John McLaughlin

Though he can lose me in the ether during his more fluttery jazz-fusion excursions, few guitarists have done more to bring the influence of world music -- from Indian ragas to flamenco -- to Western guitar. For that, we applaud him.


Willie Nelson

He may not be a flamboyant player, but Nelson has wrung an incredible amount of music out of his principal ax, the Martin nylon-string acoustic he named "Trigger." He swears that when that guitar finally wears out, he'll retire from the music biz, and there's something heroic in that.


Robert Randolph & the Family Band
Fans say they're combining the traditions of Earth, Wind & Fire and Sly & the Family Stone with the modern jam band ethos. I think they too rarely catch a solid groove, and their pedal steel guitar doesn't do much for me, either.

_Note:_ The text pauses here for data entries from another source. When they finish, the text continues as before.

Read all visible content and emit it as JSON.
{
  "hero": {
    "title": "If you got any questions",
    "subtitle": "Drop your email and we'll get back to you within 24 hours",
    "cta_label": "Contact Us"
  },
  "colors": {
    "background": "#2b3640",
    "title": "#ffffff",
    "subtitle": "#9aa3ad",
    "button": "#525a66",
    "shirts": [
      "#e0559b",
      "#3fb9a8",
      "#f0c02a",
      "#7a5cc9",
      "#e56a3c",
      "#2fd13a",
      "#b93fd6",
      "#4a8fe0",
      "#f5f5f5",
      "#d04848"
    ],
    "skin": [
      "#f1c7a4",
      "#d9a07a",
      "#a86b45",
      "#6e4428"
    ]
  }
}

Robbie Robertson

Yeah, sure, his guitar solos can be technically and melodically brilliant. But his smug, superior attitude -- best typified in his golden god posing in "The Last Waltz" -- has always been as off-putting as his music's been impressive.


Hubert Sumlin

The final legendary American bluesman on this bill is a living link to the great Howlin' Wolf, and quite simply one of the most imitated guitarists of all time.


The Derek Trucks Band

When it comes to the circle of musicians associated with the Allman Brothers, I'll take Warren Haynes, whose substance is as considerable as his style -- something that can't always be said of Mr. Trucks.


Jimmie Vaughan

He may forever be best known as Stevie Ray's older brother, but I actually prefer a lot of the Fabulous Thunderbird's recordings to the younger Vaughan's.


Johnny Winter

As famous for surviving years of self-abuse as he is for performing at Woodstock, I've always preferred Winter in his role as a champion of other bluesmen -- producing Muddy Waters, for example -- to churning out his own guitar heroics.


Steve Winwood

He plays a mean mandolin, but Winwood is best known as a keyboardist. His biggest claim to guitar heroics? Playing beside Clapton in Blind Faith, and it would be interesting if they come together to dust off some of that material.



  Toyota Park is located at 71st Street and Harlem Avenue in Bridgeview. Parking lots open at 8 a.m. Saturday; stadium gates open at 9 (allowing access to the Festival Village, which will be displaying some of Clapton's most famous guitars); event host Bill Murray will welcome concertgoers at 11:45, and the music kicks off at noon.

  Prohibited items: aerosol cans; balloons and beach balls; professional camera equipment; outside food or beverages; chains and studded bracelets; coolers or ice chests; fireworks; drugs; large bags and purses; laser pointers; whistles and air horns; umbrellas; video or recording devices; weapons.